I suspect we are particularly private with respect to sexuality as it is essentially, and paradoxically, the least intelligible of human activities. I mean, one would be hard pressed to 'rationalize' the impulse to put one's nose up another's 'delight' . . . .or, to be more extreme, to have another urinate in one's mouth, as one of your previous articles so explicitly depicted.

But as we are not yet gods, and seemingly condemned to being reminded of our animality whilst in the process of propagating the species, we are ashamed of being seen doing 'it' . . .I would push this further and say we are even ashamed of ourselves doing it whilst actually doing it . . . and so we wish to be private even towards our very own selves, which is perhaps why most of us turn out the lights while at it?

The biggest of all myths is perhaps that sex is natural.
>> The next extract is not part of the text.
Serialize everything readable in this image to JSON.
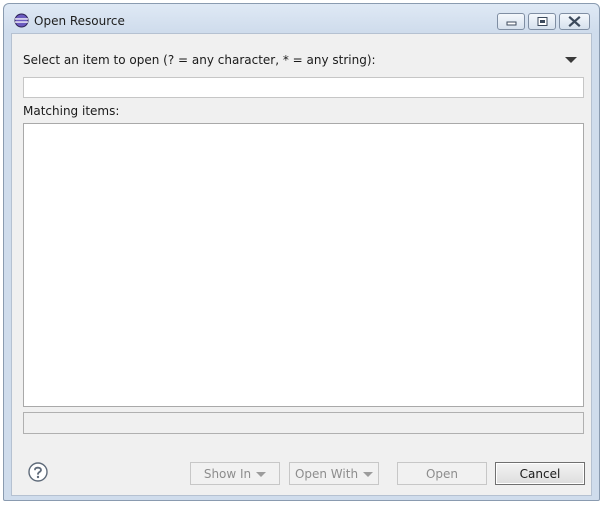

To monkeys yes, it is totally natural,.but to us tightrope walkers ever reaching out towards the stars, it isnt quite so very natural at all.

also by Robert J. Lewis:
Let's Get Cultured
Being & Baggage
Robert Mapplethorpe
The Eclectic Switch

Philosophical Time
What is Beauty?
In Defense of Heidegger

Hijackers, Hookers and Paradise Now
Death Wish 7 Billion
My Gypsy Wife Tonight
On the Origins of Love & Hate
Divine Right and the Unrevolted Masses
Cycle Hype or Genotype
The Genocide Gene



BENEFIT CONCERT FOR HAITI, SALLE GESU, JAN. 20TH (Papa Groove, Ariane Moffatt, Bïa, Kodiak, Echo Kalypso, Doriane Fabrig (ex-Dobacaracol), Claude Lamothe, Ian Kelly, Pépé: Box-office 514.861.4036 = shared webhosting, dedicated servers, development/consulting, no down time/top security, exceptional prices
Film Ratings Page of Sylvain Richard, film critic at Arts & Opinion - Montreal
Montreal World Film Festival
2011 Festival Nouveau Cinema de Montreal, Oct. 12-23st, (514) 844-2172
CINEMANIA(Montreal) - festival de films francophone 1-11 novembre, Cinema Imperial info@514-878-0082: featuring Bernard Tavernier
CD Dignity by John Lavery available by e-mail: - 10$ + 3$ shipping.
Montreal Jazz Festival
© Roberto Romei Rotondo
Listing + Ratings of films from festivals, art houses, indie
Nuit d'Afrique: July 12th-24th
Canadian Tire Repair Scam [2211 boul Roland-Therrien, Longueuil] = documents-proofs
Montreal Guitar Show July 2-4th (Sylvain Luc etc.). border=
Available Ad Space
Valid HTML 4.01!
Privacy Statement Contact Info
Copyright 2002 Robert J. Lewis